GIVEN DATA Start Marker
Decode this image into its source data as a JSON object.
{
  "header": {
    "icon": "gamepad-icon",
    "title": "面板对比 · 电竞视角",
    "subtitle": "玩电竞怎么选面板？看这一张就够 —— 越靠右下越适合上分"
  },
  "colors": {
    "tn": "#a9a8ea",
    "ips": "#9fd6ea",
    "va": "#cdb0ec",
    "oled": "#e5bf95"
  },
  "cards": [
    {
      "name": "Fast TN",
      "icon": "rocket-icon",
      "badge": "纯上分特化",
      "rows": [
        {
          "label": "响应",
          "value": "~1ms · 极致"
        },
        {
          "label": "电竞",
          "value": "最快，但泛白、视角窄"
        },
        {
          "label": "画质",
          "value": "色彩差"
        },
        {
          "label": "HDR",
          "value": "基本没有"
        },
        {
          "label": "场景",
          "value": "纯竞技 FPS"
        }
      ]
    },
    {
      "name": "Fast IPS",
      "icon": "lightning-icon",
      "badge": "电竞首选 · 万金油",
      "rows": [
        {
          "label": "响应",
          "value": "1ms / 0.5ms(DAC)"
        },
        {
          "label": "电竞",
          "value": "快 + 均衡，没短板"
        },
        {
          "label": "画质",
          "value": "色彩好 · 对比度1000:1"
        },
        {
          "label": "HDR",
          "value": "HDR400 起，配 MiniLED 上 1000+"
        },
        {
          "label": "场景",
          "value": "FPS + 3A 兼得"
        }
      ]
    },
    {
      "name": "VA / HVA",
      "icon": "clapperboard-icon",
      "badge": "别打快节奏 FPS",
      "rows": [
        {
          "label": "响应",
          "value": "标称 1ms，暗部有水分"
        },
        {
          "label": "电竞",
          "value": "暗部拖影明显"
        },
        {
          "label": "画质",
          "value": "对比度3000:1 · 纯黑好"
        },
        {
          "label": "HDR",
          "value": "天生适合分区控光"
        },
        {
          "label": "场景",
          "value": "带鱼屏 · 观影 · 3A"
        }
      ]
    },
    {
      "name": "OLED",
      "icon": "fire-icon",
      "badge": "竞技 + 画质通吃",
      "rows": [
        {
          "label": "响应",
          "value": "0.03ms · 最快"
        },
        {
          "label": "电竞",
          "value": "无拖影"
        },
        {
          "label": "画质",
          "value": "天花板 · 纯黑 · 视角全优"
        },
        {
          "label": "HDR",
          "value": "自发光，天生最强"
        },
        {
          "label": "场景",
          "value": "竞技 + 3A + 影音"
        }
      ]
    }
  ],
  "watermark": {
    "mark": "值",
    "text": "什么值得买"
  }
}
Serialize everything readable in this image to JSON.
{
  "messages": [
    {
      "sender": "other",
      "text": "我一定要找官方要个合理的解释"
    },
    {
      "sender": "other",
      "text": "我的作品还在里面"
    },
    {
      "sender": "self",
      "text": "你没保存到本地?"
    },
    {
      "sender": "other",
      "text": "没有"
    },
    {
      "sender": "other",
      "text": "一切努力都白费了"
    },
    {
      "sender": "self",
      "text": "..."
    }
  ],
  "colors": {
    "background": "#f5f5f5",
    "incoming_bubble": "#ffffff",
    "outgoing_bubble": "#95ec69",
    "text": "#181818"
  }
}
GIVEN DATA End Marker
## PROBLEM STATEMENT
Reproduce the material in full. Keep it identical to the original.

## EXERCISE SOLUTION
Decode this image into its source data as a JSON object.
{
  "header": {
    "icon": "gamepad-icon",
    "title": "面板对比 · 电竞视角",
    "subtitle": "玩电竞怎么选面板？看这一张就够 —— 越靠右下越适合上分"
  },
  "colors": {
    "tn": "#a9a8ea",
    "ips": "#9fd6ea",
    "va": "#cdb0ec",
    "oled": "#e5bf95"
  },
  "cards": [
    {
      "name": "Fast TN",
      "icon": "rocket-icon",
      "badge": "纯上分特化",
      "rows": [
        {
          "label": "响应",
          "value": "~1ms · 极致"
        },
        {
          "label": "电竞",
          "value": "最快，但泛白、视角窄"
        },
        {
          "label": "画质",
          "value": "色彩差"
        },
        {
          "label": "HDR",
          "value": "基本没有"
        },
        {
          "label": "场景",
          "value": "纯竞技 FPS"
        }
      ]
    },
    {
      "name": "Fast IPS",
      "icon": "lightning-icon",
      "badge": "电竞首选 · 万金油",
      "rows": [
        {
          "label": "响应",
          "value": "1ms / 0.5ms(DAC)"
        },
        {
          "label": "电竞",
          "value": "快 + 均衡，没短板"
        },
        {
          "label": "画质",
          "value": "色彩好 · 对比度1000:1"
        },
        {
          "label": "HDR",
          "value": "HDR400 起，配 MiniLED 上 1000+"
        },
        {
          "label": "场景",
          "value": "FPS + 3A 兼得"
        }
      ]
    },
    {
      "name": "VA / HVA",
      "icon": "clapperboard-icon",
      "badge": "别打快节奏 FPS",
      "rows": [
        {
          "label": "响应",
          "value": "标称 1ms，暗部有水分"
        },
        {
          "label": "电竞",
          "value": "暗部拖影明显"
        },
        {
          "label": "画质",
          "value": "对比度3000:1 · 纯黑好"
        },
        {
          "label": "HDR",
          "value": "天生适合分区控光"
        },
        {
          "label": "场景",
          "value": "带鱼屏 · 观影 · 3A"
        }
      ]
    },
    {
      "name": "OLED",
      "icon": "fire-icon",
      "badge": "竞技 + 画质通吃",
      "rows": [
        {
          "label": "响应",
          "value": "0.03ms · 最快"
        },
        {
          "label": "电竞",
          "value": "无拖影"
        },
        {
          "label": "画质",
          "value": "天花板 · 纯黑 · 视角全优"
        },
        {
          "label": "HDR",
          "value": "自发光，天生最强"
        },
        {
          "label": "场景",
          "value": "竞技 + 3A + 影音"
        }
      ]
    }
  ],
  "watermark": {
    "mark": "值",
    "text": "什么值得买"
  }
}
Serialize everything readable in this image to JSON.
{
  "messages": [
    {
      "sender": "other",
      "text": "我一定要找官方要个合理的解释"
    },
    {
      "sender": "other",
      "text": "我的作品还在里面"
    },
    {
      "sender": "self",
      "text": "你没保存到本地?"
    },
    {
      "sender": "other",
      "text": "没有"
    },
    {
      "sender": "other",
      "text": "一切努力都白费了"
    },
    {
      "sender": "self",
      "text": "..."
    }
  ],
  "colors": {
    "background": "#f5f5f5",
    "incoming_bubble": "#ffffff",
    "outgoing_bubble": "#95ec69",
    "text": "#181818"
  }
}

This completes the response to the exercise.